Our Learning Center offers a single place where CEO's, senior executives and managers can learn everything they need to have a more meaningful conversation with their technical advisors.
Most site owners would like their intended audience, whether it is customers, prospects, potential employees, investors or anyone else, to be able to locate their website using Google, Bing, Yahoo or other popular search engines.
For the most part, getting to the top of the search results on major search engines is neither easy nor inexpensive. Companies often invest thousands of dollars per month for SEO (search Engine Optimization) services in the hope of driving new business, and even then, it is never easy or guaranteed. However, there are some inexpensive things that will make your site ‘search friendly’, and any site owner that cares even a little about being found on-line should pay attention to them.
Search vendors such as Google have one priority: They want to provide the best possible results to users who perform searches on their site. There are two primary components to this:
To vastly simplify this, relevance is concerned with the ‘topic’ of the page, while quality is largely inferred from the number of links from other well regarded sites to the site and page being considered. One of the reasons that SEO is so costly is that it requires getting good links from high quality third party site owners, and that is almost always labor intensive.
Making your site search friendly still requires some thought and attention to detail, but it is not nearly as time consuming and costly as SEO, since no one has to identify and contact third party site owners, write content for either their site, yours or both that they will find valuable, and persuade them to provide links back to your site.
Making a site search friendly is far easier. It simply requires organizing your content properly, and then providing cues to the search engines algorithm that will help it understand the topics covered by your site and its pages.
In the late 90’s, the ‘keyword’ metatag, for those of you who are familiar with it, was severely abused, and search engines pretty much ignore it entirely. Now, they consider other factors such as the page title, headlines and subheads. They also consider internal links and the ‘link text’ (the words you click on to link to the page) associated with them, and even ‘alt tags’ for images on the page (when you hover over an image, you’ll see this).
Most importantly, the search engine algorithms are much more sophisticated today than they were years ago, and it is much harder to fool them. They know which terms are typically related, and they will look for patterns in the text that may involve the number of times keywords and related terms are used and the proximity of terms to each other, using for comparison text that was written and evaluated by humans.
If the page title, headlines, subheads and body text all indicate that a page is about a certain subject (such as African elephants or plumbing supplies), that is a good start. Then, if internal links to the page from other pages on your site use link text relating to the same topic, it will send a strong signal to Google that the page is about that topic. Of course, comparable external links from a well regarded site (say, the NY Times, Yahoo or the Wall Street Journal) pointing to that page would be better, but that is far more difficult.

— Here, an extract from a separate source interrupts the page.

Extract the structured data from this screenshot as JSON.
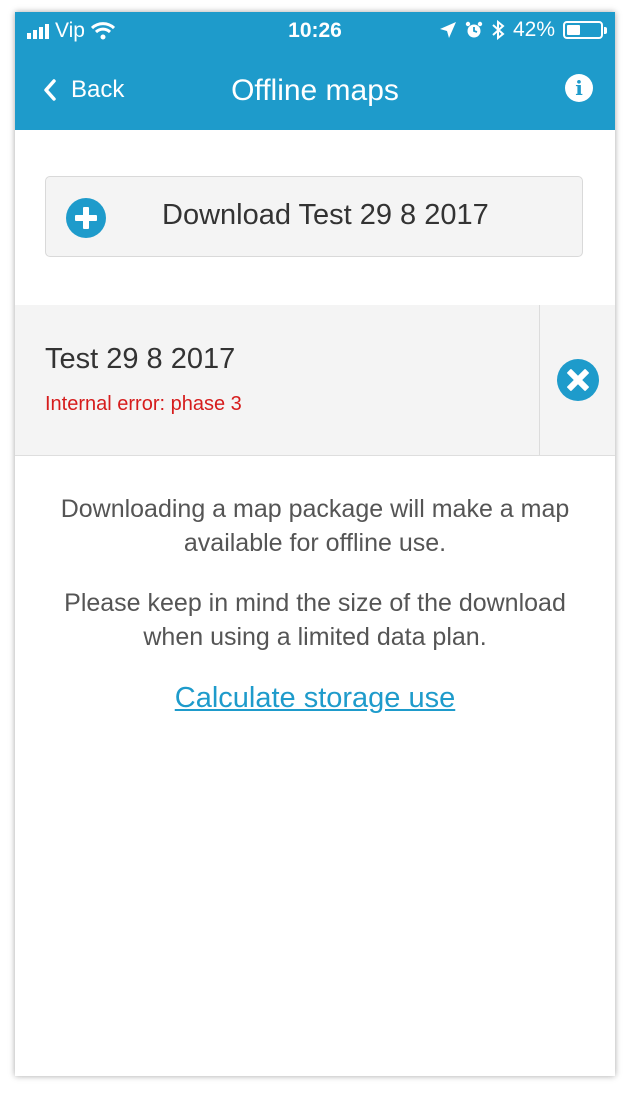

Creating a site that is search friendly requires strong cooperation between you and your web developer. You should work together to plan your site, so that each page relates to a topical theme. It’s up to you to ensure that your web developers understand your business, and the topics discussed on your site. Then, work in tandem with them to make sure that the signals each page sends to the search algorithms indicates the correct topics, and that the site as a whole, and its internal linking structure makes sense as well.